In this exciting and overtly political novel, Grjasnowa perfectly captures the mood of a younger generation who cannot escape the trauma of their past.
Originally from Azerbaijan and haunted by her childhood experiences of the civil war there, Mascha is now studying in Germany to become an interpreter. She lives with her partner, but he dies and Mascha leaves her adopted country for a job in Israel. The atmosphere is oppressive from the outset. Many Israelis are hostile to Mascha because she speaks Arabic but not Hebrew. She has some contact with distant Russian relatives there, but they are barricaded into illegal settlements because they had no idea of the politics when they first arrived. Although she had seen Israel as a way out, Mascha now feels increasingly pressurised by her personal and political situation. Asked to join a group of activists as an interpreter on a trip into the West Bank, Mascha is brought face to face once again with her traumatic childhood memories.

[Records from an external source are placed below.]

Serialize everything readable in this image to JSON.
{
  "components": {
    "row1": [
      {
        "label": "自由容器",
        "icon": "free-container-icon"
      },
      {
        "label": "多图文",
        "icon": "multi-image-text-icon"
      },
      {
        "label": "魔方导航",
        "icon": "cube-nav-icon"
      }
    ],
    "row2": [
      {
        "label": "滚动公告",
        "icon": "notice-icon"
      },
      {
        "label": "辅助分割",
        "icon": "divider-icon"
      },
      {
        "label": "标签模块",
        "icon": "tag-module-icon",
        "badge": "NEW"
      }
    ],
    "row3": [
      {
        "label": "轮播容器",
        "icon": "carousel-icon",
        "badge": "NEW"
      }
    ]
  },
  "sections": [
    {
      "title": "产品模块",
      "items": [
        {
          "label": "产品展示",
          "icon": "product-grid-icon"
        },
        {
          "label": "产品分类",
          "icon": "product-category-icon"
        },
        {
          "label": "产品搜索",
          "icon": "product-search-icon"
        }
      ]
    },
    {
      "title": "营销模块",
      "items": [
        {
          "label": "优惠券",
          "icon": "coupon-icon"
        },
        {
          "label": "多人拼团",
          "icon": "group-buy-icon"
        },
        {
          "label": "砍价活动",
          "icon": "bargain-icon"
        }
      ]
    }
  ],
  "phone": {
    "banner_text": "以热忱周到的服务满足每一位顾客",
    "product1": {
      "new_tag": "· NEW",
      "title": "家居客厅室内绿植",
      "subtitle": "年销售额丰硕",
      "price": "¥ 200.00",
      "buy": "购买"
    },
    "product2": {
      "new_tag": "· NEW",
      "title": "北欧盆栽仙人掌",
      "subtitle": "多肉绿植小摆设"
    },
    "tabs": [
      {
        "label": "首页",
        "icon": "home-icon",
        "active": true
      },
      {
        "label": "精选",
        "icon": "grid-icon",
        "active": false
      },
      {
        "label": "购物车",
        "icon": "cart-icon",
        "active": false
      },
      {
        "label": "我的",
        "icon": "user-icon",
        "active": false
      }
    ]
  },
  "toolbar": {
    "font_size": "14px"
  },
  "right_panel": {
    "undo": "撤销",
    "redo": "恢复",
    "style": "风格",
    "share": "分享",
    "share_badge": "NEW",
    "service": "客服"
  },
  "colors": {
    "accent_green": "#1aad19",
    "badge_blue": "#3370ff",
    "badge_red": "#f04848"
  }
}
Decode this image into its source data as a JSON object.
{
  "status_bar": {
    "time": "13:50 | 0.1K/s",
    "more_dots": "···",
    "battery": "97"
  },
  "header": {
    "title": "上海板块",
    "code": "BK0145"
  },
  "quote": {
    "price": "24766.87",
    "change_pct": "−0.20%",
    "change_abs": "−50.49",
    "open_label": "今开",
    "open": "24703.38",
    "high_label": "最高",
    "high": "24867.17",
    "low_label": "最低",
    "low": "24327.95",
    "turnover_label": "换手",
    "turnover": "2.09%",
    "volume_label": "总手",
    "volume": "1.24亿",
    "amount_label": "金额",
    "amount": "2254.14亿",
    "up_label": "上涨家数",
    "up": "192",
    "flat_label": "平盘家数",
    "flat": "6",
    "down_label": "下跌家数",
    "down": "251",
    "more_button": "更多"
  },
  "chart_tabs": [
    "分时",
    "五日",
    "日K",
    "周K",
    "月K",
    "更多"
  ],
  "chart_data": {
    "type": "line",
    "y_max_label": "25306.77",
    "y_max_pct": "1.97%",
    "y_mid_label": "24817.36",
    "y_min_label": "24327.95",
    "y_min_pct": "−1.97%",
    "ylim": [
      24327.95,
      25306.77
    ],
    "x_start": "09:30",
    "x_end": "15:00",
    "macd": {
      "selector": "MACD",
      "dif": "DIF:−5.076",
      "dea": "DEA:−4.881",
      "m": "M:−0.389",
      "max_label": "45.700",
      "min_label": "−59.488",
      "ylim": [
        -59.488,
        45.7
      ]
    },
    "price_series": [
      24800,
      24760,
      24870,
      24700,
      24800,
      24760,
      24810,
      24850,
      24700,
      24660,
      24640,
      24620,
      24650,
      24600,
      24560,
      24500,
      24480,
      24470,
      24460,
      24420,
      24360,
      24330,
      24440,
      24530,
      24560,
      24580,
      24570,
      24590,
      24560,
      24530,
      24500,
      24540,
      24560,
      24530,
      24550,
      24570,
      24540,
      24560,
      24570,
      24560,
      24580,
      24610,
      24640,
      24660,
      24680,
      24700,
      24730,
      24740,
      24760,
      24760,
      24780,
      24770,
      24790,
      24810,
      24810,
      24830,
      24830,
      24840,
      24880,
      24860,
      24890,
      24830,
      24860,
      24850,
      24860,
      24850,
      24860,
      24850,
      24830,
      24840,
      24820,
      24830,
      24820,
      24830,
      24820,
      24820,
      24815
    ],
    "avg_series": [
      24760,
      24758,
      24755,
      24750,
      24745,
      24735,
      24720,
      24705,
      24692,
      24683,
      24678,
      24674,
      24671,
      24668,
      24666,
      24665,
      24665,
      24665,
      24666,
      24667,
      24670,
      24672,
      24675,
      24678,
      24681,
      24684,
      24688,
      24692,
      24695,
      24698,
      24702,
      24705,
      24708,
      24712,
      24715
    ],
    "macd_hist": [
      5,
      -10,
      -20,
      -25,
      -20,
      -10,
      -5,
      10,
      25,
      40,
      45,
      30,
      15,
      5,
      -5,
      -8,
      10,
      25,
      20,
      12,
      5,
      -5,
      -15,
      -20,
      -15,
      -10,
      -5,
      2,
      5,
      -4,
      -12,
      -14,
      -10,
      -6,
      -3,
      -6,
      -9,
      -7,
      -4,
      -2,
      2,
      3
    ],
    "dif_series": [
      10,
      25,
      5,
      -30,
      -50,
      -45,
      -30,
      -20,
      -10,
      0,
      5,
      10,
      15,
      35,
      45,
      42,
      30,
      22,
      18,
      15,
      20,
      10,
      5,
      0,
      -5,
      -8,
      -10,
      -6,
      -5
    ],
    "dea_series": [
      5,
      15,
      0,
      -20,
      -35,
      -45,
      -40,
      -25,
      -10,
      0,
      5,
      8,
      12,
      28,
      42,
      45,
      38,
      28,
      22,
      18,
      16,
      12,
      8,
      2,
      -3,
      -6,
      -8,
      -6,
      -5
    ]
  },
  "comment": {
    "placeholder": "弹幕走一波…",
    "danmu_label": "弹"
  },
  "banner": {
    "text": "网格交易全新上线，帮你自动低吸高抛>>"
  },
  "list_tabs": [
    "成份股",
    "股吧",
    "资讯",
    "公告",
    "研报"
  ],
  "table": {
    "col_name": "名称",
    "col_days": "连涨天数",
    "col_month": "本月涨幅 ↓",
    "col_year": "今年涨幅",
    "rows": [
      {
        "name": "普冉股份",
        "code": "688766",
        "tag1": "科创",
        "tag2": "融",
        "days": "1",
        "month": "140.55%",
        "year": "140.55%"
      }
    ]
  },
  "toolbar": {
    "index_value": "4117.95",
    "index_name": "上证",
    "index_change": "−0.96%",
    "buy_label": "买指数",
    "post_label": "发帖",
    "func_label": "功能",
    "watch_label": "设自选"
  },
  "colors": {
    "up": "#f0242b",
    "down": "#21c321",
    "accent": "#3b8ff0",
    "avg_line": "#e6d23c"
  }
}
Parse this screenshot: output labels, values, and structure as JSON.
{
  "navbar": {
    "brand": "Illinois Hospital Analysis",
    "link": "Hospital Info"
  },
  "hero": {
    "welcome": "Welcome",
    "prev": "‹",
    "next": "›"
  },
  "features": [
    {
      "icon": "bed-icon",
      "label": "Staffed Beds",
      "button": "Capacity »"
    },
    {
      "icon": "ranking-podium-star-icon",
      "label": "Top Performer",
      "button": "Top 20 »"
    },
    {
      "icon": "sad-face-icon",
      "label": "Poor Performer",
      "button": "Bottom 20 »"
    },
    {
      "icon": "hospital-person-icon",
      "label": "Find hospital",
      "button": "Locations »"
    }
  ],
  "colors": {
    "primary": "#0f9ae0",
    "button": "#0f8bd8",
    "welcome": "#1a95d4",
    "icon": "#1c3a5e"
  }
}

Despite the real sadness and hopelessness of the novel, Grjasnowa has managed to infuse it with sympathy and a subtle humour. This is a deeply affecting work that is guaranteed to gain an international readership.